# Your task
Whenever a line in the entries below contains the string "ease", copy that line.
[Opening Data records section]
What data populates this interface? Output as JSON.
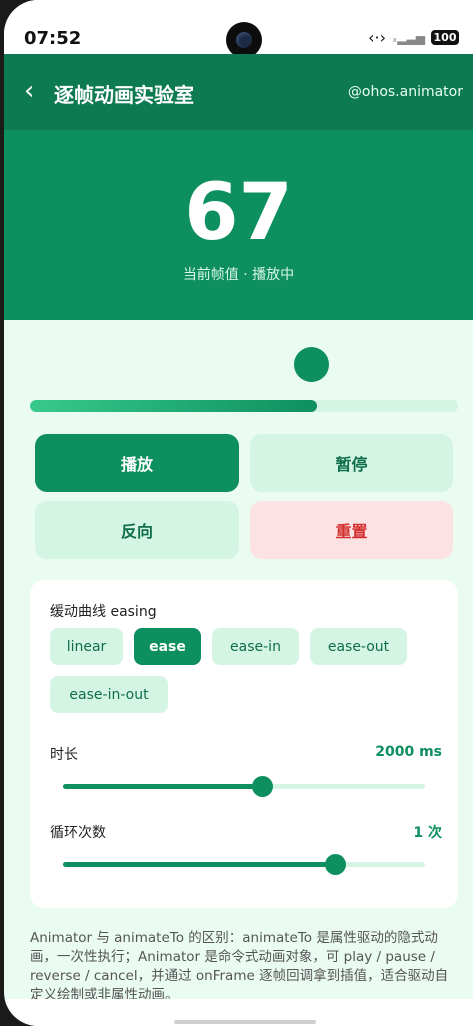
{
  "status_bar": {
    "time": "07:52",
    "battery": "100",
    "signal_icon": "signal-icon",
    "link_icon": "code-icon"
  },
  "app_bar": {
    "back_icon": "chevron-left-icon",
    "title": "逐帧动画实验室",
    "subtitle": "@ohos.animator"
  },
  "hero": {
    "frame_value": "67",
    "caption": "当前帧值 · 播放中"
  },
  "progress": {
    "value_percent": 67
  },
  "controls": {
    "play": "播放",
    "pause": "暂停",
    "reverse": "反向",
    "reset": "重置"
  },
  "settings": {
    "easing_label": "缓动曲线 easing",
    "easing_options": [
      "linear",
      "ease",
      "ease-in",
      "ease-out",
      "ease-in-out"
    ],
    "easing_selected": "ease",
    "duration_label": "时长",
    "duration_value": "2000 ms",
    "duration_fraction": 0.55,
    "loop_label": "循环次数",
    "loop_value": "1 次",
    "loop_fraction": 0.75
  },
  "description": "Animator 与 animateTo 的区别：animateTo 是属性驱动的隐式动画，一次性执行；Animator 是命令式动画对象，可 play / pause / reverse / cancel，并通过 onFrame 逐帧回调拿到插值，适合驱动自定义绘制或非属性动画。",
  "colors": {
    "primary": "#0e8f5f",
    "appbar": "#0e7a52",
    "light": "#d4f4e4",
    "danger": "#d32f2f",
    "danger_bg": "#fde2e3",
    "background": "#eafbf2"
  }
}
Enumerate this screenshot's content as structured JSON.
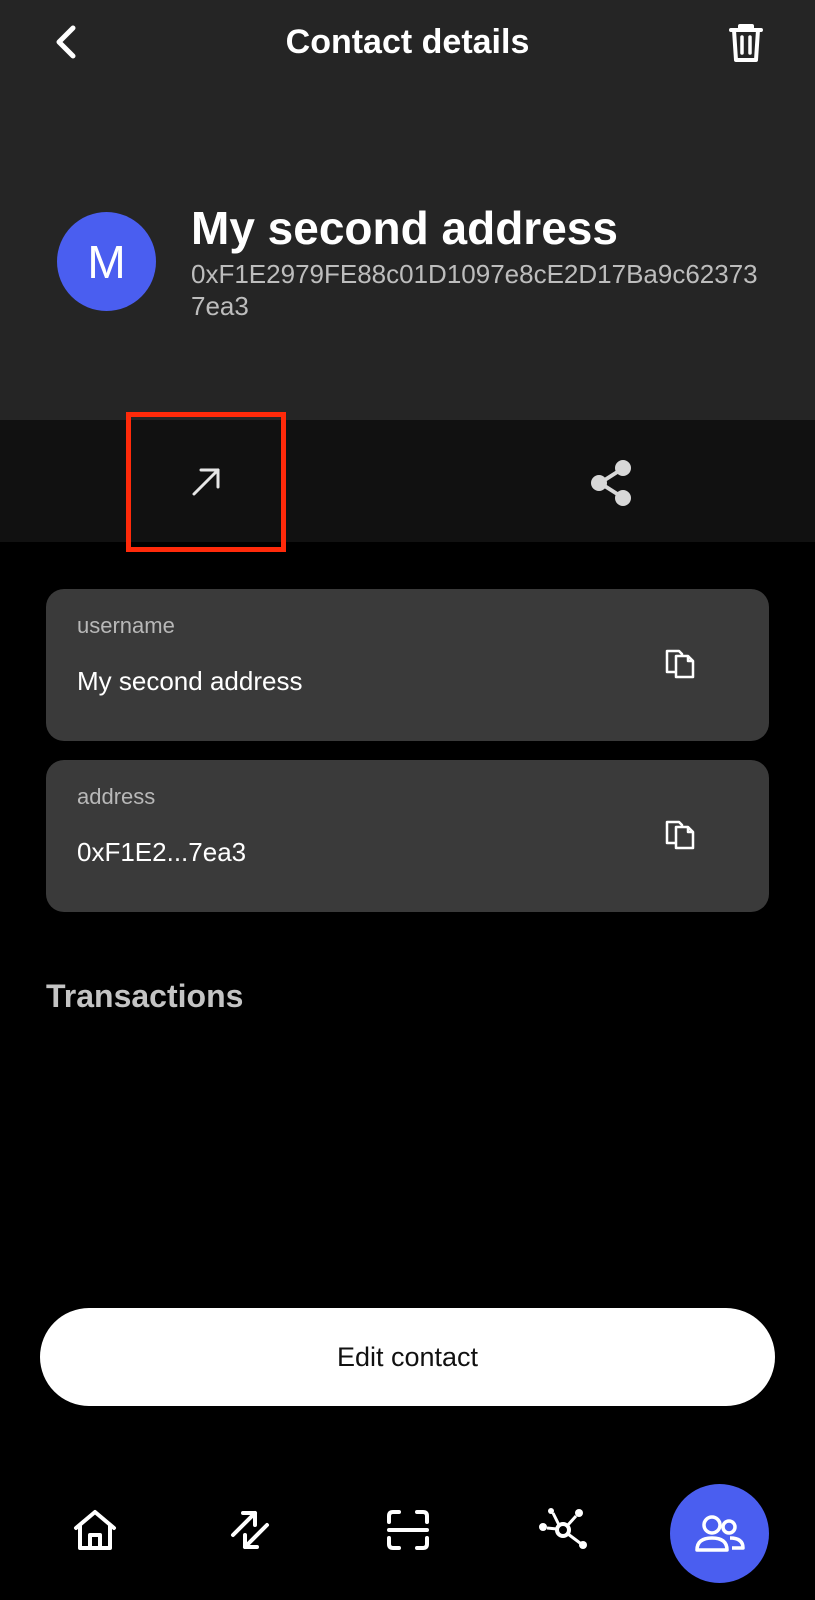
{
  "header": {
    "title": "Contact details",
    "back_icon": "chevron-left-icon",
    "delete_icon": "trash-icon"
  },
  "contact": {
    "initial": "M",
    "name": "My second address",
    "address": "0xF1E2979FE88c01D1097e8cE2D17Ba9c623737ea3",
    "avatar_color": "#4a5ef0"
  },
  "actions": {
    "send_icon": "arrow-up-right-icon",
    "share_icon": "share-icon"
  },
  "fields": [
    {
      "label": "username",
      "value": "My second address",
      "copy_icon": "copy-icon"
    },
    {
      "label": "address",
      "value": "0xF1E2...7ea3",
      "copy_icon": "copy-icon"
    }
  ],
  "transactions": {
    "title": "Transactions"
  },
  "edit_button": {
    "label": "Edit contact"
  },
  "nav": {
    "items": [
      {
        "icon": "home-icon",
        "active": false
      },
      {
        "icon": "swap-icon",
        "active": false
      },
      {
        "icon": "scan-icon",
        "active": false
      },
      {
        "icon": "network-icon",
        "active": false
      },
      {
        "icon": "contacts-icon",
        "active": true
      }
    ]
  },
  "colors": {
    "accent": "#4a5ef0",
    "highlight": "#ff2a0a"
  }
}
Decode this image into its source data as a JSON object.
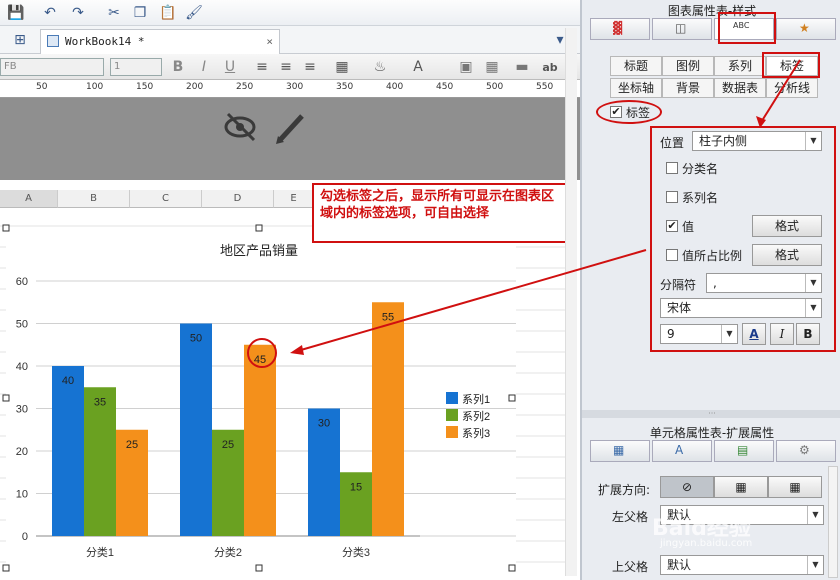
{
  "toolbar": {
    "workbook_tab": "WorkBook14 *",
    "close": "×",
    "font_name": "FB",
    "font_size": "1",
    "bold": "B",
    "italic": "I",
    "underline": "U",
    "ab": "ab"
  },
  "ruler": {
    "ticks": [
      "50",
      "100",
      "150",
      "200",
      "250",
      "300",
      "350",
      "400",
      "450",
      "500",
      "550"
    ]
  },
  "columns": [
    "A",
    "B",
    "C",
    "D",
    "E"
  ],
  "chart_data": {
    "type": "bar",
    "title": "地区产品销量",
    "categories": [
      "分类1",
      "分类2",
      "分类3"
    ],
    "series": [
      {
        "name": "系列1",
        "values": [
          40,
          50,
          30
        ],
        "color": "#1673d2"
      },
      {
        "name": "系列2",
        "values": [
          35,
          25,
          15
        ],
        "color": "#6aa121"
      },
      {
        "name": "系列3",
        "values": [
          25,
          45,
          55
        ],
        "color": "#f4901b"
      }
    ],
    "ylim": [
      0,
      60
    ],
    "yticks": [
      "0",
      "10",
      "20",
      "30",
      "40",
      "50",
      "60"
    ],
    "legend": "right",
    "grid": true
  },
  "callout": {
    "text": "勾选标签之后，显示所有可显示在图表区域内的标签选项，可自由选择"
  },
  "panel": {
    "title": "图表属性表-样式",
    "tabs_row1": [
      "标题",
      "图例",
      "系列",
      "标签"
    ],
    "tabs_row2": [
      "坐标轴",
      "背景",
      "数据表",
      "分析线"
    ],
    "label_checkbox": "标签",
    "position_label": "位置",
    "position_value": "柱子内侧",
    "opt_category": "分类名",
    "opt_series": "系列名",
    "opt_value": "值",
    "opt_percent": "值所占比例",
    "format_btn": "格式",
    "separator_label": "分隔符",
    "separator_value": ",",
    "font_value": "宋体",
    "font_size": "9",
    "bold": "B",
    "italic": "I",
    "font_color": "A"
  },
  "panel2": {
    "title": "单元格属性表-扩展属性",
    "expand_label": "扩展方向:",
    "left_parent": "左父格",
    "left_value": "默认",
    "top_parent": "上父格",
    "top_value": "默认"
  },
  "watermark": "Baid经验",
  "watermark_url": "jingyan.baidu.com"
}
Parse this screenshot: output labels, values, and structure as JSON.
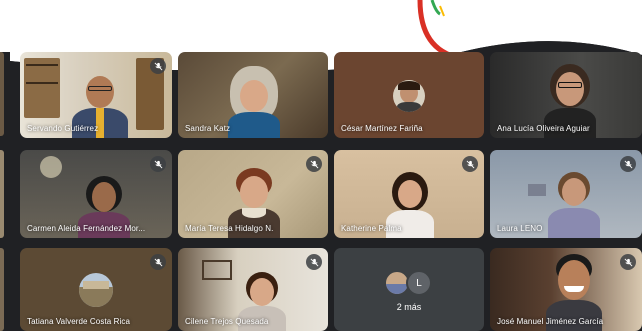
{
  "participants": [
    {
      "name": "Servando Gutiérrez",
      "muted": true
    },
    {
      "name": "Sandra Katz",
      "muted": false
    },
    {
      "name": "César Martínez Fariña",
      "muted": false
    },
    {
      "name": "Ana Lucía Oliveira Aguiar",
      "muted": false
    },
    {
      "name": "Carmen Aleida Fernández Mor...",
      "muted": true
    },
    {
      "name": "María Teresa Hidalgo N.",
      "muted": true
    },
    {
      "name": "Katherine Palma",
      "muted": true
    },
    {
      "name": "Laura LENO",
      "muted": true
    },
    {
      "name": "Tatiana Valverde Costa Rica",
      "muted": true
    },
    {
      "name": "Cilene Trejos Quesada",
      "muted": true
    },
    {
      "name": "José Manuel Jiménez García",
      "muted": true
    }
  ],
  "overflow": {
    "label": "2 más",
    "avatar_letter": "L"
  },
  "colors": {
    "meet_dark": "#202124",
    "tile_grey": "#3c4043",
    "accent_red": "#d93025",
    "accent_green": "#34a853",
    "accent_yellow": "#fbbc04"
  },
  "icons": {
    "mute": "mic-off-icon"
  }
}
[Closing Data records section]
# Answer section
      "ease",
      "ease-in",
      "ease-out",
      "ease-in-out"
    "easing_selected": "ease",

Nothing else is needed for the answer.